Those were the words that Steve Jobs, CEO and creative backbone of Apple, passed on to the graduating class at Stanford University a few years ago.
After hearing of his death last night, I watched that commencement address and those particular words stuck. I went to bed thinking about them, and they were the first words on my mind when I awoke this morning. I’ll take that as a sign that I should write about them.
Steve Jobs was delivering his own “Last Lecture,” just like Randy Pausch. For the most part, the students were listening, but not really listening. It was another beautiful day under the Palo Alto sun, and many had shed their graduation robes in the hopes of getting a jump start on their summer tans. They were laughing at some junctures when they should have been soberly reflecting, clapping when their hands ought to have been clasped in contemplation, even prayer.
Most of them had gobbled their Gerber with silver spoons, and they didn’t know exactly how to take Mr. Jobs’ comments on inauspicious starts, falling from grace, and most especially, death. They were too busy commencing to give too much thought to halting.
I thought about them last night when the news came, and I wondered how many of them watched his address again and what they thought now.
“Remembering that you are going to die is the best way of avoiding the trap of thinking that you have something to lose,” Jobs said.
I’ve had no choice but to remember it. Death has followed me everywhere, all the days of my life.
Some of my earliest memories are of standing before open caskets in funeral homes. I watched my 47-year-old father waste away and die when I was eighteen. I grieved when one of my best friends, one whom I had visited in jail on numerous occasions, was murdered a couple of years later.
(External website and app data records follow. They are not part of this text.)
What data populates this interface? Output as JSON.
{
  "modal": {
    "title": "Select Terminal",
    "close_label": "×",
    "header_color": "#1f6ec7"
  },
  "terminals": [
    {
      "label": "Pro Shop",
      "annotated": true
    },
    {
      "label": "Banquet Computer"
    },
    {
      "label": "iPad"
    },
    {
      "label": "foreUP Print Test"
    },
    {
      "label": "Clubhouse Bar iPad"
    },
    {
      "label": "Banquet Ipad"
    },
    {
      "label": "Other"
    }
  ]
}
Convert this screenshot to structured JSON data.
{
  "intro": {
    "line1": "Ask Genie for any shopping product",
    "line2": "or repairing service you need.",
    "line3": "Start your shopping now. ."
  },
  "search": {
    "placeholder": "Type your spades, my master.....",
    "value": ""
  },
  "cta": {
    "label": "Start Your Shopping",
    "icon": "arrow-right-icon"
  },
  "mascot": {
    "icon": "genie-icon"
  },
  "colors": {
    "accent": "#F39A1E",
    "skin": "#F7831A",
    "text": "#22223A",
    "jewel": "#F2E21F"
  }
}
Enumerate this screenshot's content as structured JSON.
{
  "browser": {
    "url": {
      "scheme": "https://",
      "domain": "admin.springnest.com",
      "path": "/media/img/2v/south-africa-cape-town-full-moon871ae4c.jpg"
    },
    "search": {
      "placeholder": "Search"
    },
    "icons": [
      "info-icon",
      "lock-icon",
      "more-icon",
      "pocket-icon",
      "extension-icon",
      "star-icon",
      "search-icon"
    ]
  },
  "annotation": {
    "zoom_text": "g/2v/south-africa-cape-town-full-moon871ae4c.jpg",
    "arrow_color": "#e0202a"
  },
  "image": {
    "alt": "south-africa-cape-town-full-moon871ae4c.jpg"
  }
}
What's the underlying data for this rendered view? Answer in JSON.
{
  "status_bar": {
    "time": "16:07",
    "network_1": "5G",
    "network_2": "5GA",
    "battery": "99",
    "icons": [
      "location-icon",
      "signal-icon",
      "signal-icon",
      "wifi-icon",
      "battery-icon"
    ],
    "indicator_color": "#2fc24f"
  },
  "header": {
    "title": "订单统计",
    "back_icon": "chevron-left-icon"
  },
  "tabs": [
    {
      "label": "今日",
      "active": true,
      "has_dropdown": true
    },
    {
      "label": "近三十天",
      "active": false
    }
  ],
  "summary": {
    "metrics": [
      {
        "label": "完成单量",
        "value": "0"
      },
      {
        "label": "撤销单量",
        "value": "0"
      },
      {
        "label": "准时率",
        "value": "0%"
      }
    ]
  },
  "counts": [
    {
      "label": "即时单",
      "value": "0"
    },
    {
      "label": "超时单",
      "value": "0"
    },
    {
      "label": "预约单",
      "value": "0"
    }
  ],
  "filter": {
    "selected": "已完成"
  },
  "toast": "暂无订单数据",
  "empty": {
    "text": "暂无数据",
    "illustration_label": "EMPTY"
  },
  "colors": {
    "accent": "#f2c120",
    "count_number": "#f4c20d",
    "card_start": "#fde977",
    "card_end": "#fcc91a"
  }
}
I tried my best to say the right things when my 10-year-old nephew died and to console his young cousins, my sons. I held and stroked my mother’s head as she took her last breath.
Death has kept me honest. Death has kept me humble. Death has fed my hunger to live more, love more, to write more. Death is the best teacher I’ve ever had.
Recently, I flew across the country to meet and interview some people who, many years ago in a time of great moral crisis, took bold and significant action. Many called them “foolish kids” at the time.
Those “kids” are old now, but their eyes still twinkle with mischief and mirth. They have lived their lives to the hilt, and while slowed a bit, still do.
I know they think about death too, but it doesn’t seem to faze them. They plow straight ahead, their ravenous and lively minds constantly on the prowl for more.
I want to follow their lead and live like them. I want to shake things up, take chances and dream “foolish” dreams. I want to be able to say “Should I die today, it’s all good.”
“Stay Hungry, Stay Foolish.” Words to live–and die–by.
Thank you, Bill, Susie, Keith, Barbara, Bob and Billie. And thank you, Steve.